- Main Article: Svirfneblin History
These subterranean peoples began to occupy deep caves in the earth in the early Upper Palaeolithic, hardly venturing to the surface even once a generation. They learned to mine and smelt base metals, skills that would be passed on to gnomes, a biological offshoot of svirfneblin at a much later time. Worshipping a bear god, the svirf were monotheistic in nature; through communication with elemental creatures, however, as the Palaeolithic closed they would develop some rudimentary magical abilities.
Kodar Gate Cultures

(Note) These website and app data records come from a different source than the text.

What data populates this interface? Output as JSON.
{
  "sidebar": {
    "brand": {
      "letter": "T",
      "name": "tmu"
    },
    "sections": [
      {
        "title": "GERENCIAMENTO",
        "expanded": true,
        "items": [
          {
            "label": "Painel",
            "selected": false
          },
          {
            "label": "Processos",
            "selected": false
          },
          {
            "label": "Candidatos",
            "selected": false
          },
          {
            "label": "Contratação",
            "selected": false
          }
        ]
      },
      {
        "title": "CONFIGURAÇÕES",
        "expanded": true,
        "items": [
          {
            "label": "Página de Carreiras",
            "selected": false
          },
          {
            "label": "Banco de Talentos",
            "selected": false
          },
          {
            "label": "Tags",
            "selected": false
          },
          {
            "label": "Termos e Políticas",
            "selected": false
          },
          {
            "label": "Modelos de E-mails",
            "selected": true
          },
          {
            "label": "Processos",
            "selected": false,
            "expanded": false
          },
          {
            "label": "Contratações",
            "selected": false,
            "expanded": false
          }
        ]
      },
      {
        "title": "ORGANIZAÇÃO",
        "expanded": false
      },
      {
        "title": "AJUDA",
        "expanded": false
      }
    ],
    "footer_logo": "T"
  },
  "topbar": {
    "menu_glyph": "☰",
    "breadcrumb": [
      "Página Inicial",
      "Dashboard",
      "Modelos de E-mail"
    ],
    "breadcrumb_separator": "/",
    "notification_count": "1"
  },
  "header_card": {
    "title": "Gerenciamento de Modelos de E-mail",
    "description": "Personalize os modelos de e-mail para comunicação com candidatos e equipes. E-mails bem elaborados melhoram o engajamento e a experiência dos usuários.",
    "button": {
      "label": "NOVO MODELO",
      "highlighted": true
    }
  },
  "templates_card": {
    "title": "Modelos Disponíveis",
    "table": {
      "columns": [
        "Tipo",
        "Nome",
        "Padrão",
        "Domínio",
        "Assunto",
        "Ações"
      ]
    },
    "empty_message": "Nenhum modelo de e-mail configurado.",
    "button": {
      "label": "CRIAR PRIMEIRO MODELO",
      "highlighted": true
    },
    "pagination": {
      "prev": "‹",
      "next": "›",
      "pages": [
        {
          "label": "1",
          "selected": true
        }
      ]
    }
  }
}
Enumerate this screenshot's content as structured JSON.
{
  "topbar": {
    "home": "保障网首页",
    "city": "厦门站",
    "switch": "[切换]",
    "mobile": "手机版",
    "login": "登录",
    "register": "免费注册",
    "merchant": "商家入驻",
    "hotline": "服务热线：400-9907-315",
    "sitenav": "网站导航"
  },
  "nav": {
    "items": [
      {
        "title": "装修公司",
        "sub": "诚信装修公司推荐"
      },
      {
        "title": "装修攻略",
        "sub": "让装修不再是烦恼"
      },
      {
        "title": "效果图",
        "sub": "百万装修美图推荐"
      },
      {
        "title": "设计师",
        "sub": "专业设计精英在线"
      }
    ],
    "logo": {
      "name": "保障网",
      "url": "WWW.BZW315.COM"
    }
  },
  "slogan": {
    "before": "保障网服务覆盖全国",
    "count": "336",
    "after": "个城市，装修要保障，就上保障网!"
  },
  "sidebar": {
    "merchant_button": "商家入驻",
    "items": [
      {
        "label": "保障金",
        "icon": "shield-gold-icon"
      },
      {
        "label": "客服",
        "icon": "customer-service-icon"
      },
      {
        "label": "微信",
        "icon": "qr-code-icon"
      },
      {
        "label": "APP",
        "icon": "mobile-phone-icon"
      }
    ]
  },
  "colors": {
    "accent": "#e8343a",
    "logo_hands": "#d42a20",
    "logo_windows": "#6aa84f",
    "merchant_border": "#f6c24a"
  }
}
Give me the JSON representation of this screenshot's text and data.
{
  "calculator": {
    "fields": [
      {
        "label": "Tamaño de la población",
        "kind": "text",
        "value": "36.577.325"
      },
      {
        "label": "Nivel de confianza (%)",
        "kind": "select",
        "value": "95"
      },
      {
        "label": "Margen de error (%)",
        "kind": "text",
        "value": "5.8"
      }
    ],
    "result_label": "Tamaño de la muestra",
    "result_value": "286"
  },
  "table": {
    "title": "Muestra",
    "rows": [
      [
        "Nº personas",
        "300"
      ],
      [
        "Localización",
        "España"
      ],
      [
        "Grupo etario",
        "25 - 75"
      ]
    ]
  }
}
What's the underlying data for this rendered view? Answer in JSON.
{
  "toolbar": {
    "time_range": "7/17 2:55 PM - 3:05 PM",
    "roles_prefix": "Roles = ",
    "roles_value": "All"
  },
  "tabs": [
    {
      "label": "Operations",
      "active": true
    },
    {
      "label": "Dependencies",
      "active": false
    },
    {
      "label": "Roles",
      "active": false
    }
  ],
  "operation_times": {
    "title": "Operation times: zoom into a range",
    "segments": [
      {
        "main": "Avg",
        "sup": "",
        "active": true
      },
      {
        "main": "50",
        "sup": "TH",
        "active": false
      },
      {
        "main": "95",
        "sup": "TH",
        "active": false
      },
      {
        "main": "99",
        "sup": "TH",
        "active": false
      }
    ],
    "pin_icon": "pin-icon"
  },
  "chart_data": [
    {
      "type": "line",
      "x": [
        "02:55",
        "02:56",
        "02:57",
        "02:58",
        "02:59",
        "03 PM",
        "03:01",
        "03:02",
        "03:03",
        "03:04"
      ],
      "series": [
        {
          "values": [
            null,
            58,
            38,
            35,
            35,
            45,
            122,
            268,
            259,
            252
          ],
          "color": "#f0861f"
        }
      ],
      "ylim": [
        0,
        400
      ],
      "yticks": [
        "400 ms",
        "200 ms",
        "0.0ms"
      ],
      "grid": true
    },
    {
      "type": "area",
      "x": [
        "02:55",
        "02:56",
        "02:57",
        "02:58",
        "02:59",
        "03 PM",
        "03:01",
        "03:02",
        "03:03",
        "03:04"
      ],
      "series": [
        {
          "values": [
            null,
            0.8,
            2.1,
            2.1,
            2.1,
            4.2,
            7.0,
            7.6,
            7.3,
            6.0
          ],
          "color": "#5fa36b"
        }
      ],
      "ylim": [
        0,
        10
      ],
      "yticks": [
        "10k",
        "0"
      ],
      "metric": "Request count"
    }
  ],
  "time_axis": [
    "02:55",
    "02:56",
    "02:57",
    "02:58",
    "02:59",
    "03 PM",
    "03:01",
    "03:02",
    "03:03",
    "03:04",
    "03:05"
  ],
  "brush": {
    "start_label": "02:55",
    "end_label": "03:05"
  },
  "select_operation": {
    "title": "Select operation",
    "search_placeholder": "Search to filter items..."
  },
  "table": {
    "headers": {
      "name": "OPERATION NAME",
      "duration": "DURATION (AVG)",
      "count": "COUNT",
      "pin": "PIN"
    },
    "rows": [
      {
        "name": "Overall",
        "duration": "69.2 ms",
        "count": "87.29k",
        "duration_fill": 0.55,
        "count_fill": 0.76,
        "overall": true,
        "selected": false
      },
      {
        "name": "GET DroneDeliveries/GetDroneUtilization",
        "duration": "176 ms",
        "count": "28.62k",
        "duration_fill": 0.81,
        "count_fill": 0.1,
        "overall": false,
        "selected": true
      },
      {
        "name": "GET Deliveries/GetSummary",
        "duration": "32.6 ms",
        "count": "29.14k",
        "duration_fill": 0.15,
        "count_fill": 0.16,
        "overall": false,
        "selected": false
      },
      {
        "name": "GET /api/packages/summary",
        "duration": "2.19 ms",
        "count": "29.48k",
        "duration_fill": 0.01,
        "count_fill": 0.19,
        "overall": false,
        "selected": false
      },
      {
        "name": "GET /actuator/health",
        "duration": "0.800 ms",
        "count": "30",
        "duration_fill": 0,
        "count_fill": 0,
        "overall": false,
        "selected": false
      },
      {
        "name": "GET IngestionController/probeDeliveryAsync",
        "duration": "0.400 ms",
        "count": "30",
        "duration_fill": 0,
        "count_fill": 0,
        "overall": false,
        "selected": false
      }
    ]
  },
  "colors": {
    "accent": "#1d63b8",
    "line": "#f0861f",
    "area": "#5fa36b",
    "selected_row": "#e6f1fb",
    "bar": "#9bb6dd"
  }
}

With the glacial ice sheet's cocooning of the Eurasian continent, a rift in natural space occurred that opened the Kodar Gate, an Astral Gate between Outer Earth and the Prime Material Plane. For generations until the gate closed, some thousands of years later, various humanoid peoples — orcish and goblinish — spread outwards into the Asian continent.
Consisting of hundreds of tribes, these formed a string of non-human cultures stretching from the Ural Mountains to the Pacific Ocean. Many formed complex social structures that would later threaten to destroy human lands much nearer to the modern day. Their belief systems depended largely upon totemism and animal worship.
- Main Article: Dwarven History
According to dwarven myth, the Kodar Gate would ultimately be closed by Ymir, three millennia after his arrival into the game world (c.17,500 BC). During his travels, he established giantish clans in many parts of the world. By— by which time he had seen all and was determined to sacrifice himself in order to bring a new people forth. He determined that by closing the gate, he would gain the enmity of three brothers, lesser gods named Odin, Vili and Ve. These three slaughtered Ymir, whose blood caused an immense flood that warmed the land and ended the Ice Age. From the melting of the ice there appeared a great lake in central Asia.
The god Odin, repentent after his committing of murder, brought the dwarves out Ymir's blood and gave them the breath of life. Together with Ve and Vili, they gave great wisdom to the dwarves — and later to humans, gnomes and other races. The dwarves meanwhile settled by the lake in central Asia and rapidly expanded their culture, destroying the orcs, hobgoblins and goblins all about, in many great wars. Though legend, this is all true in the game world.